AACSB's senior vice president and chief officer for the Americas, Michael Wiemer, and Susan McTiernan, dean of the Gabelli School of Business at Roger Williams University, discuss the importance of championing diversity and inclusion in business schools and business.
Susan McTiernan: [00:16] I've always looked at the work that we've done in terms of gender and other types of diversity within AACSB as work that I've been fortunate to be part of.
[00:26] There are a number of very dedicated people within this organization and there have been historically who view diversity and inclusion as critically important factors for business schools and for AACSB.
[00:34] I attended this function just recently for new deans and I noticed that about 35 percent of the people in the room were women—which was very exciting—and I would estimate about 40 percent of the people in the room were from outside of the United States.
[00:53] Nelson Mandela had a saying that our chief diversity officer at Roger Williams University likes to use. I'm borrowing it from her. Probably not as well as she would deliver it. But he talked about how hard the work is until it's done.
[01:09] We continue to make progress and it's great to see the proof of that progress in something like the New Deans' learning community meeting with such a diverse group of attendees.
Michael Wiemer: [01:20] We're very fortunate to have you visibly leading and supporting these efforts. They're significant, and we will continue. In engagement of students, how can business schools engage students in diversity and inclusion efforts?
[01:33] Ultimately to help to prepare them to be leaders of change in today's workforce but perhaps, more importantly, in workforce or workplace of tomorrow.
McTiernan: [01:42] I think as we have seen a change and an evolution of the appreciation for diversity and inclusion in our organizations—like AACSB—and within our business schools and our universities. We've also seen that among our student bodies.
[01:58] They're not, at least in my experience as dean of the Gabelli School at Roger Williams, such that I am happy with our level of diversity. We have a lot more work to do as far as that goes. But I think we're moving in the right direction. I think our students come to us now with an appreciation for how important that is, more so than even five or six or seven years ago.
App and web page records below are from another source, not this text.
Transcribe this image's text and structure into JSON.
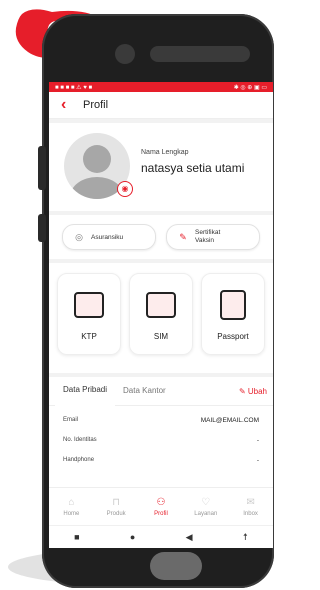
{
  "step_badge": {
    "number": "2",
    "color": "#e61e2a"
  },
  "status_bar": {
    "left": "■ ■ ■ ■ ⚠ ♥ ■",
    "right": "✱ ◎ ⊕ ▣ ▭"
  },
  "header": {
    "title": "Profil",
    "back_icon": "chevron-left-icon"
  },
  "profile": {
    "name_label": "Nama Lengkap",
    "name": "natasya setia utami",
    "camera_icon": "camera-icon"
  },
  "quick_cards": [
    {
      "label": "Asuransiku",
      "icon": "shield-icon"
    },
    {
      "label": "Sertifikat Vaksin",
      "icon": "syringe-icon"
    }
  ],
  "documents": [
    {
      "label": "KTP",
      "icon": "id-card-icon"
    },
    {
      "label": "SIM",
      "icon": "car-license-icon"
    },
    {
      "label": "Passport",
      "icon": "passport-icon"
    }
  ],
  "info": {
    "tabs": [
      {
        "label": "Data Pribadi"
      },
      {
        "label": "Data Kantor"
      }
    ],
    "edit_label": "Ubah",
    "rows": [
      {
        "label": "Email",
        "value": "MAIL@EMAIL.COM"
      },
      {
        "label": "No. Identitas",
        "value": "-"
      },
      {
        "label": "Handphone",
        "value": "-"
      }
    ]
  },
  "bottom_nav": [
    {
      "label": "Home",
      "icon": "home-icon"
    },
    {
      "label": "Produk",
      "icon": "bag-icon"
    },
    {
      "label": "Profil",
      "icon": "user-icon"
    },
    {
      "label": "Layanan",
      "icon": "heart-icon"
    },
    {
      "label": "Inbox",
      "icon": "mail-icon"
    }
  ],
  "system_nav": {
    "square": "■",
    "circle": "●",
    "back": "◀",
    "accessibility": "☨"
  },
  "colors": {
    "accent": "#e61e2a",
    "phone": "#1f1f1f",
    "screen_bg": "#f2f2f2"
  }
}
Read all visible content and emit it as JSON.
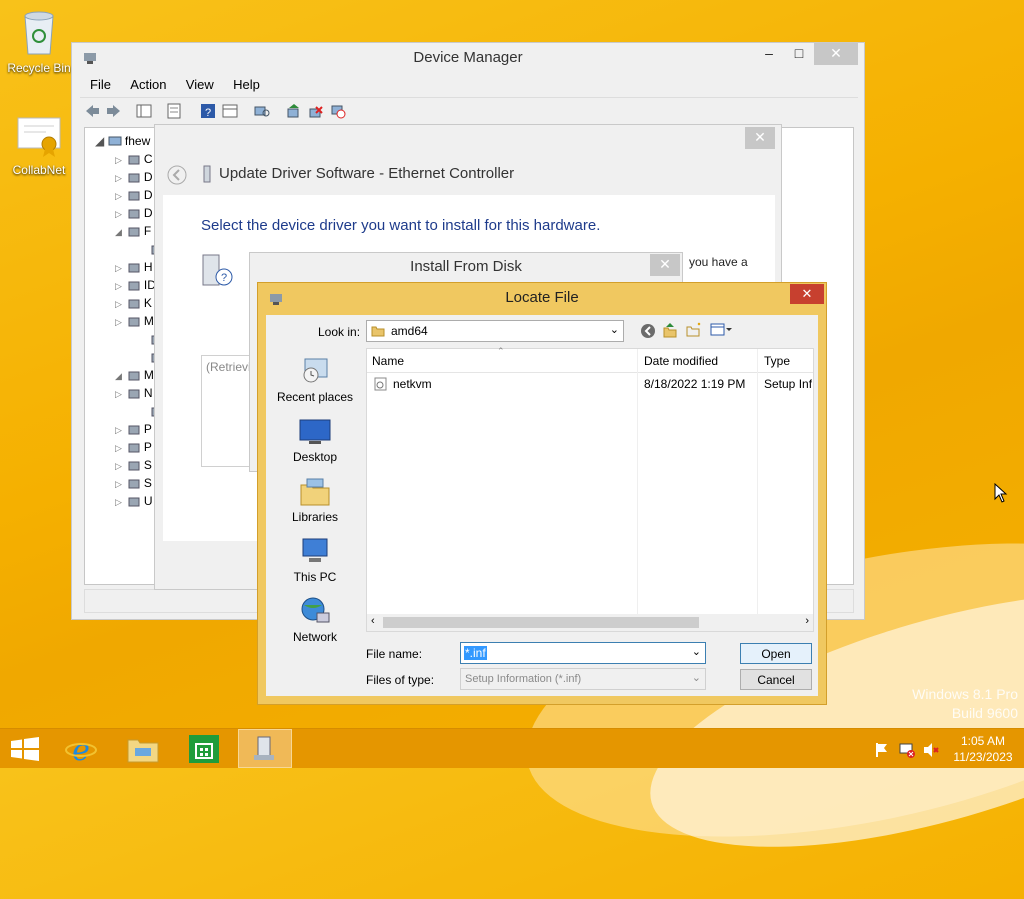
{
  "desktop": {
    "icons": [
      {
        "label": "Recycle Bin"
      },
      {
        "label": "CollabNet"
      }
    ],
    "watermark": {
      "line1": "Windows 8.1 Pro",
      "line2": "Build 9600"
    }
  },
  "device_manager": {
    "title": "Device Manager",
    "menu": [
      "File",
      "Action",
      "View",
      "Help"
    ],
    "tree_root": "fhew",
    "tree_letters": [
      "C",
      "D",
      "D",
      "D",
      "F",
      "",
      "H",
      "ID",
      "K",
      "M",
      "",
      "",
      "M",
      "N",
      "",
      "P",
      "P",
      "S",
      "S",
      "U"
    ]
  },
  "update_driver": {
    "title": "Update Driver Software - Ethernet Controller",
    "heading": "Select the device driver you want to install for this hardware.",
    "side_text": "you have a",
    "retrieving": "(Retrievi"
  },
  "install_from_disk": {
    "title": "Install From Disk"
  },
  "locate_file": {
    "title": "Locate File",
    "look_in_label": "Look in:",
    "look_in_value": "amd64",
    "places": [
      "Recent places",
      "Desktop",
      "Libraries",
      "This PC",
      "Network"
    ],
    "columns": [
      "Name",
      "Date modified",
      "Type"
    ],
    "rows": [
      {
        "name": "netkvm",
        "date": "8/18/2022 1:19 PM",
        "type": "Setup Info"
      }
    ],
    "file_name_label": "File name:",
    "file_name_value": "*.inf",
    "files_of_type_label": "Files of type:",
    "files_of_type_value": "Setup Information (*.inf)",
    "open_label": "Open",
    "cancel_label": "Cancel"
  },
  "taskbar": {
    "time": "1:05 AM",
    "date": "11/23/2023"
  }
}
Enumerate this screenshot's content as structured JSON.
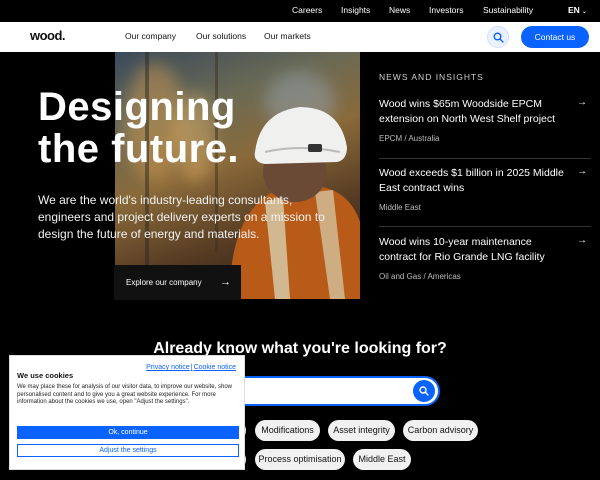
{
  "utility_nav": [
    "Careers",
    "Insights",
    "News",
    "Investors",
    "Sustainability"
  ],
  "language": {
    "label": "EN",
    "chevron": "chevron-down-icon"
  },
  "header": {
    "logo": "wood.",
    "nav": [
      "Our company",
      "Our solutions",
      "Our markets"
    ],
    "search_icon": "search-icon",
    "contact_label": "Contact us"
  },
  "hero": {
    "title_line1": "Designing",
    "title_line2": "the future.",
    "text": "We are the world's industry-leading consultants, engineers and project delivery experts on a mission to design the future of energy and materials.",
    "cta_label": "Explore our company",
    "cta_icon": "arrow-right-icon"
  },
  "news": {
    "heading": "NEWS AND INSIGHTS",
    "items": [
      {
        "title": "Wood wins $65m Woodside EPCM extension on North West Shelf project",
        "tag": "EPCM / Australia"
      },
      {
        "title": "Wood exceeds $1 billion in 2025 Middle East contract wins",
        "tag": "Middle East"
      },
      {
        "title": "Wood wins 10-year maintenance contract for Rio Grande LNG facility",
        "tag": "Oil and Gas / Americas"
      }
    ],
    "arrow_icon": "arrow-right-icon"
  },
  "lookup": {
    "title": "Already know what you're looking for?",
    "search_placeholder": "",
    "chips": [
      "Modifications",
      "Asset integrity",
      "Carbon advisory",
      "Process optimisation",
      "Middle East"
    ]
  },
  "cookie_banner": {
    "privacy_link": "Privacy notice",
    "separator": "|",
    "cookie_link": "Cookie notice",
    "title": "We use cookies",
    "body": "We may place these for analysis of our visitor data, to improve our website, show personalised content and to give you a great website experience. For more information about the cookies we use, open \"Adjust the settings\".",
    "ok_label": "Ok, continue",
    "adjust_label": "Adjust the settings"
  },
  "colors": {
    "accent": "#0a63ff",
    "background": "#000000",
    "chip": "#f1f1f1"
  }
}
[02:22] I don't know to what I would attribute that specifically, but I think on a fundamental level diversity and inclusion is good business. We all are working in more and more diverse teams and more and more diverse environments.
[02:38] It's important for us to be able to interact with people who don't come from the same backgrounds as we do and be able to meet them where they are and understand where they've been and really be able to form effective teams in doing that. I think our students come to us with a different sense of appreciation than they have in the past. We try to build on that.
[03:00] We have some efforts underway at our university, at Roger Williams University, that I am just very pleased to be part of. It's a major diversity and inclusion effort which we have gone to great lengths to make sure that students are involved in.
[03:16] It's been great to be witness to that student involvement and how meaningful that is for the students and the ownership that they're taking of that effort at our institution, both at the university and the business school level. We are emphasizing that more and more.
[03:32] We now have a lean in circle at the Gabelli School to encourage women to have a forum for discussion of their challenges as business students. We're in the process of starting a couple of other organizations for different affinity groups within the business school that we hope are going to help in our own individual diversity efforts.
[03:51] I know there are a number of schools who are doing some very exciting things in this area. We all want to do it, we need to do it, and there's a lot of passion out there about doing it and doing it right and doing it successfully.
Filmed February 2018 on site at AACSB's annual Deans Conference in Las Vegas, Nevada, USA.